22 April 2022
Broad Street in St Helier will remain closed to motor traffic until a review into the expected long-term impact of its closure is completed.
Pedestrian priority was introduced in May 2020 to support physical distancing in King Street and at the Charing Cross intersection in the early stages of the pandemic. In the summer of 2021, a temporary Order was signed by the Infrastructure Minister, Deputy Kevin Lewis, to allow a further 12 months of closure following a proposition from St Helier Constable, Simon Crowcroft.
The current Traffic Order expires in June 2022 and, by law, cannot be further extended. The Minister has therefore now signed a new Traffic Order to continue to restrict traffic, but has asked the Broad Street Project Board to prepare a final recommendations report for consideration.
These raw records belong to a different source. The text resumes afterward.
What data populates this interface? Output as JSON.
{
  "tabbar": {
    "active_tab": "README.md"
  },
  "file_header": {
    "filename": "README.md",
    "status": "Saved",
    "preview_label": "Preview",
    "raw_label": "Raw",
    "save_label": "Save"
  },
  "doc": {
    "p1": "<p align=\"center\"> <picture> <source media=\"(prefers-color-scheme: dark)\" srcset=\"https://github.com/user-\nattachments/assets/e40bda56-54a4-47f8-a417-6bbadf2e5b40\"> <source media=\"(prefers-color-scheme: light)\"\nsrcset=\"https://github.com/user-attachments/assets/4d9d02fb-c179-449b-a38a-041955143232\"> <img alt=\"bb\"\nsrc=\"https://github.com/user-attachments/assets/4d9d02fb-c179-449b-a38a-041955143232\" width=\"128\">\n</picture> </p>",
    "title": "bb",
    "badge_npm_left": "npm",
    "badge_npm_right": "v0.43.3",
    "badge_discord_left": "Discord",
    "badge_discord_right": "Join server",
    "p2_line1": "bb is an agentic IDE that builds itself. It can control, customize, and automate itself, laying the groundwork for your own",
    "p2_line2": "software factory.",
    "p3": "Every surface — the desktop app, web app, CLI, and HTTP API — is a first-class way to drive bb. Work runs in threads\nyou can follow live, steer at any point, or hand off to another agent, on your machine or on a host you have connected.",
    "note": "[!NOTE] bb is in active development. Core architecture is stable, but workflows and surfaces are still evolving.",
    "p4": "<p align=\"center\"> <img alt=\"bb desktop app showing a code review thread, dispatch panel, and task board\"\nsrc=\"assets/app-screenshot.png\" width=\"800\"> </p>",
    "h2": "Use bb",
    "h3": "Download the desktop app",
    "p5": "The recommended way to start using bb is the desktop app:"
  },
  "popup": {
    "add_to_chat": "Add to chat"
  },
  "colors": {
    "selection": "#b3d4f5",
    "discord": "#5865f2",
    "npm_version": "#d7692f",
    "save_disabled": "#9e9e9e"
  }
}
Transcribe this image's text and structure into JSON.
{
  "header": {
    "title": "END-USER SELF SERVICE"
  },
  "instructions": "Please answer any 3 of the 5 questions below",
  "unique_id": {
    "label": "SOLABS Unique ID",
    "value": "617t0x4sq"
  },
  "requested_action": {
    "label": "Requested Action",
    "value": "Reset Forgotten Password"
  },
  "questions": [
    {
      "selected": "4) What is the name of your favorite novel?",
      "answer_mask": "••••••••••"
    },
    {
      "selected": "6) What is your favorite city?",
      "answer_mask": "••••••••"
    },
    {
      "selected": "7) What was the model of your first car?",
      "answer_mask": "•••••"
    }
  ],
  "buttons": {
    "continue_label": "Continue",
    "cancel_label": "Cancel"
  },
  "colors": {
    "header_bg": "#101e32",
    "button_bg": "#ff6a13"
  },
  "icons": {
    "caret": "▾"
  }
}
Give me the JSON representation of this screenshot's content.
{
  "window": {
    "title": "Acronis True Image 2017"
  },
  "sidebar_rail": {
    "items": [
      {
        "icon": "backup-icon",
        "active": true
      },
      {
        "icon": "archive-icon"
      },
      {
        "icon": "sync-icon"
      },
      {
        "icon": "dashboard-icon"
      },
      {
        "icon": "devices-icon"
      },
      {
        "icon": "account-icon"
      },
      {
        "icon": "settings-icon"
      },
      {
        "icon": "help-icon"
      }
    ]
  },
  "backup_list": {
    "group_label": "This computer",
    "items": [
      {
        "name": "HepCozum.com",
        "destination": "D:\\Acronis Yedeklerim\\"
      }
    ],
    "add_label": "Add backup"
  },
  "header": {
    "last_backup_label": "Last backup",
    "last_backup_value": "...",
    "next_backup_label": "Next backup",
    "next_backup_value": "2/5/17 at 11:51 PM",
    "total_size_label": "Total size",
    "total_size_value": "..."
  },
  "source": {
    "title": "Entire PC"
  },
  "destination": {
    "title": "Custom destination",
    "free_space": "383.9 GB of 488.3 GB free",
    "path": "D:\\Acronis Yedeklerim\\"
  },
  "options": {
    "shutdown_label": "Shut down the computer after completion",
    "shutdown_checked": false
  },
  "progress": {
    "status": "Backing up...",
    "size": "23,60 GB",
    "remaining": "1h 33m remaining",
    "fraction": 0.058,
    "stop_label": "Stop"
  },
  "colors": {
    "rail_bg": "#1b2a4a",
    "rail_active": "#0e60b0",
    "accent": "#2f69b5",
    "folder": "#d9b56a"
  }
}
Deputy Kevin Lewis said: “This allows a little more time for consultation to assess how the character of this area of town is changing and how it can be best used. In light of the development proposals put forward by Le Masurier, which, if approved, would see many more residents, visitors and shoppers using the Broad Street and Commercial Street area, it is right that we continue to take stock and consult with traders.
“The continuation of the closure is a decision that comes with the support of members of the Regeneration Steering Group, including the Constable of St Helier, and is as recommended by the Broad Street Project Board. This will allow further time for their evidence-based review to be completed.”
The Board, with representatives of the Parish, Chamber of Commerce and the Infrastructure, Housing and Environment department, released an Interim Report in December 2021.
Constable Simon Crowcroft added: “The Parish often receives requests for space in town for pop up events, markets, performances, displays and other activities, and Broad Street is the perfect home for many of them. We have seen, just a stone’s throw away, how the pedestrianisation of Charing Cross has created a wonderful, vibrant area for Islanders to use on their lunch breaks, almost as an unofficial town square, or simply as a safe cut through into the town centre.
“I’m supportive of this decision to keep Broad Street car and motorbike free, albeit it with the caveat of the completion of the review by the Broad Street Project Board, which includes representation from our Town Centre Manager.”